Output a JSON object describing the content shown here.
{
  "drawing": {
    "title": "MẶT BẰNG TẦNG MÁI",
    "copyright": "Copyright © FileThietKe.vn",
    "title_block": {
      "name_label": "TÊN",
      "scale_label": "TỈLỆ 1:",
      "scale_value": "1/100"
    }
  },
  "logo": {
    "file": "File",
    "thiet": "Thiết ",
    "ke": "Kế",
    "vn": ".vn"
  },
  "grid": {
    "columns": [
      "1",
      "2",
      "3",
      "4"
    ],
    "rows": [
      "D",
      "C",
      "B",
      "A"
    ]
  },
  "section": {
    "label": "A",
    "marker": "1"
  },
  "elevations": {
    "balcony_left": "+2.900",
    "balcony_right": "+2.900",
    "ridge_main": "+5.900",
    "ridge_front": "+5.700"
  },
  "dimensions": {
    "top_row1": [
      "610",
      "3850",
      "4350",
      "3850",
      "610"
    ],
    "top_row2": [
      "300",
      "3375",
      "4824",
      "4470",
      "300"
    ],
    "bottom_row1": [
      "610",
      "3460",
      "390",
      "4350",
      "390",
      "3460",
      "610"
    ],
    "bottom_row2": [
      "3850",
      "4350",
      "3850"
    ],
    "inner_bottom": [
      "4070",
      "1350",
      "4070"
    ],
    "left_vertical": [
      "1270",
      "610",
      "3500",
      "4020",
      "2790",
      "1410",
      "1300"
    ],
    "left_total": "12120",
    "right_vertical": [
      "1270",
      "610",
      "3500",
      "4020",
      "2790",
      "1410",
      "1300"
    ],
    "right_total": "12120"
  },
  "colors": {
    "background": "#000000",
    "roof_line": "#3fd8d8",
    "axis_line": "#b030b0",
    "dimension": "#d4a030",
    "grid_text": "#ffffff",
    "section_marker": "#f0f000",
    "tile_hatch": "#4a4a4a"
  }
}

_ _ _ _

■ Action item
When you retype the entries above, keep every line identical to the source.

■ Result of this exercise
Output a JSON object describing the content shown here.
{
  "drawing": {
    "title": "MẶT BẰNG TẦNG MÁI",
    "copyright": "Copyright © FileThietKe.vn",
    "title_block": {
      "name_label": "TÊN",
      "scale_label": "TỈLỆ 1:",
      "scale_value": "1/100"
    }
  },
  "logo": {
    "file": "File",
    "thiet": "Thiết ",
    "ke": "Kế",
    "vn": ".vn"
  },
  "grid": {
    "columns": [
      "1",
      "2",
      "3",
      "4"
    ],
    "rows": [
      "D",
      "C",
      "B",
      "A"
    ]
  },
  "section": {
    "label": "A",
    "marker": "1"
  },
  "elevations": {
    "balcony_left": "+2.900",
    "balcony_right": "+2.900",
    "ridge_main": "+5.900",
    "ridge_front": "+5.700"
  },
  "dimensions": {
    "top_row1": [
      "610",
      "3850",
      "4350",
      "3850",
      "610"
    ],
    "top_row2": [
      "300",
      "3375",
      "4824",
      "4470",
      "300"
    ],
    "bottom_row1": [
      "610",
      "3460",
      "390",
      "4350",
      "390",
      "3460",
      "610"
    ],
    "bottom_row2": [
      "3850",
      "4350",
      "3850"
    ],
    "inner_bottom": [
      "4070",
      "1350",
      "4070"
    ],
    "left_vertical": [
      "1270",
      "610",
      "3500",
      "4020",
      "2790",
      "1410",
      "1300"
    ],
    "left_total": "12120",
    "right_vertical": [
      "1270",
      "610",
      "3500",
      "4020",
      "2790",
      "1410",
      "1300"
    ],
    "right_total": "12120"
  },
  "colors": {
    "background": "#000000",
    "roof_line": "#3fd8d8",
    "axis_line": "#b030b0",
    "dimension": "#d4a030",
    "grid_text": "#ffffff",
    "section_marker": "#f0f000",
    "tile_hatch": "#4a4a4a"
  }
}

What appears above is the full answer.